23 January 2020 | Herpreet Kaur Grewal
Energy being wasted every year by a few thousand office buildings across five UK cities could power more than 100,000 homes and is costing businesses £60 million in unnecessary energy bills, according to a think tank report.
The study from the think tank Green Alliance, written for its Tech Task Force, says the scale is the largest in the capital.
The energy squandered by the City of London's offices is equivalent to the amount to power at least 65,000 homes - roughly equal to the housing stock of the London Borough of Kingston upon Thames.
This is costing the City's businesses £35 million a year. It also has a climate impact, generating the same level of carbon emissions as 46,000 cars every year.
The problem of gratuitous energy use is widespread across other UK cities. Energy currently wasted by fewer than 3,300 office buildings in Manchester, Bristol, Leeds and Birmingham could power more than 42,000 homes, and is costing businesses across the four cities an avoidable £25 million a year.

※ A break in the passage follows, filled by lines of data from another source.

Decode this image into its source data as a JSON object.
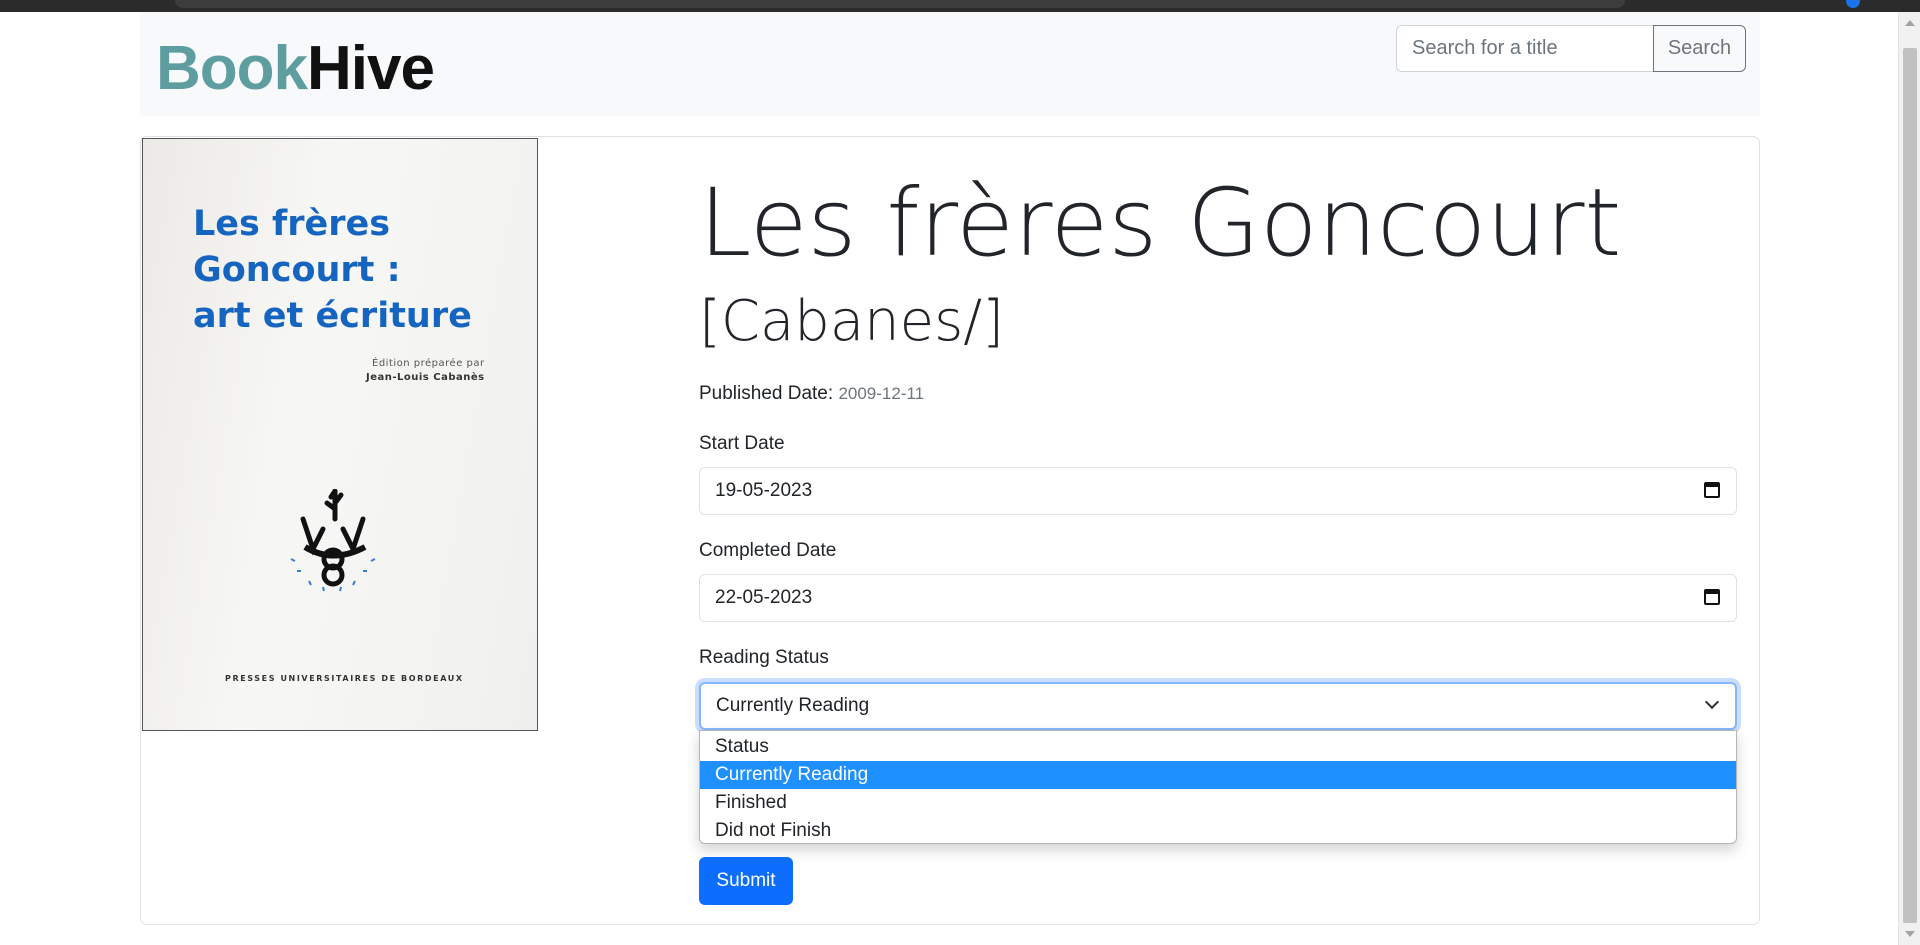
{
  "brand": {
    "part1": "Book",
    "part2": "Hive",
    "accent_color": "#5f9ea0"
  },
  "search": {
    "placeholder": "Search for a title",
    "button_label": "Search"
  },
  "book": {
    "title": "Les frères Goncourt",
    "author": "[Cabanes/]",
    "published_label": "Published Date:",
    "published_date": "2009-12-11",
    "cover": {
      "title_lines": [
        "Les frères",
        "Goncourt :",
        "art et écriture"
      ],
      "edition_line": "Édition préparée par",
      "editor": "Jean-Louis Cabanès",
      "publisher": "PRESSES UNIVERSITAIRES DE BORDEAUX"
    }
  },
  "form": {
    "start_date_label": "Start Date",
    "start_date_value": "19-05-2023",
    "completed_date_label": "Completed Date",
    "completed_date_value": "22-05-2023",
    "status_label": "Reading Status",
    "status_value": "Currently Reading",
    "status_options": [
      "Status",
      "Currently Reading",
      "Finished",
      "Did not Finish"
    ],
    "submit_label": "Submit"
  },
  "icons": {
    "date_picker": "calendar-icon",
    "select_arrow": "chevron-down-icon"
  },
  "colors": {
    "primary": "#0d6efd",
    "selected_option": "#1e90ff"
  }
}
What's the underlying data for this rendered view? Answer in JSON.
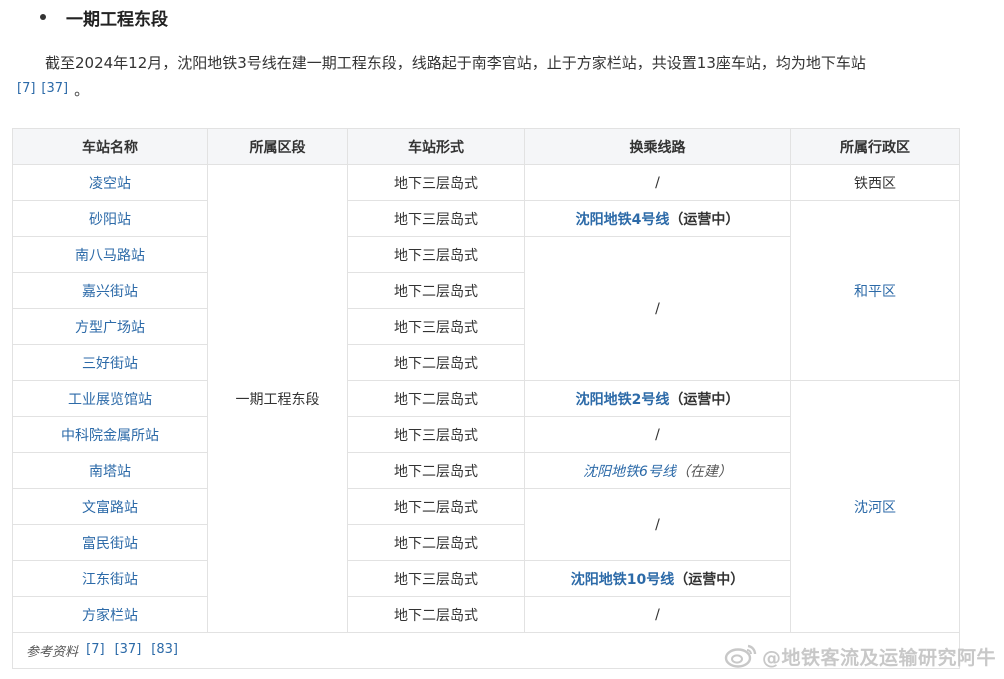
{
  "heading": "一期工程东段",
  "paragraph": "截至2024年12月，沈阳地铁3号线在建一期工程东段，线路起于南李官站，止于方家栏站，共设置13座车站，均为地下车站",
  "paragraph_end": "。",
  "paragraph_citations": [
    "[7]",
    "[37]"
  ],
  "table": {
    "headers": [
      "车站名称",
      "所属区段",
      "车站形式",
      "换乘线路",
      "所属行政区"
    ],
    "segment": "一期工程东段",
    "stations": [
      "凌空站",
      "砂阳站",
      "南八马路站",
      "嘉兴街站",
      "方型广场站",
      "三好街站",
      "工业展览馆站",
      "中科院金属所站",
      "南塔站",
      "文富路站",
      "富民街站",
      "江东街站",
      "方家栏站"
    ],
    "forms": [
      "地下三层岛式",
      "地下三层岛式",
      "地下三层岛式",
      "地下二层岛式",
      "地下三层岛式",
      "地下二层岛式",
      "地下二层岛式",
      "地下三层岛式",
      "地下二层岛式",
      "地下二层岛式",
      "地下二层岛式",
      "地下三层岛式",
      "地下二层岛式"
    ],
    "transfers": {
      "none": "/",
      "line4": "沈阳地铁4号线",
      "line4_status": "（运营中）",
      "line2": "沈阳地铁2号线",
      "line2_status": "（运营中）",
      "line6": "沈阳地铁6号线",
      "line6_status": "（在建）",
      "line10": "沈阳地铁10号线",
      "line10_status": "（运营中）"
    },
    "districts": [
      "铁西区",
      "和平区",
      "沈河区"
    ],
    "references_label": "参考资料",
    "references": [
      "[7]",
      "[37]",
      "[83]"
    ]
  },
  "watermark": "@地铁客流及运输研究阿牛",
  "watermark_icon": "weibo-icon"
}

There have been limited efforts to address this. Most of the UK's commercial buildings are energy inefficient and overall; energy consumption per square metre has flatlined since 2002.
The report says better use of digital technology is one obvious solution to save both money and carbon production.
Examples of how to reduce energy use include smart sensors and algorithms to track and modulate energy use in different parts of a building. Evidence shows that these technologies can vastly improve the energy performance of commercial buildings.
There are substantial opportunities for immediate and easy gains. Artificial intelligence energy optimisation systems already on the market could cut energy use by as much as 14 per cent in commercial buildings with payback in just a few months.
In the City of London, for example, businesses could save £13 million on their collective energy bill within a year.
Used alongside better business incentives, these technologies would lead to greater energy efficiency, as already seen in Australia. Over the past 13 years the National Australian Built Environment Rating System has brought down energy use across Australia's office buildings by nearly 40 per cent. It requires annual disclosure of the energy performance of buildings and encourages the use of digital technologies, leading to year-on-year improvements.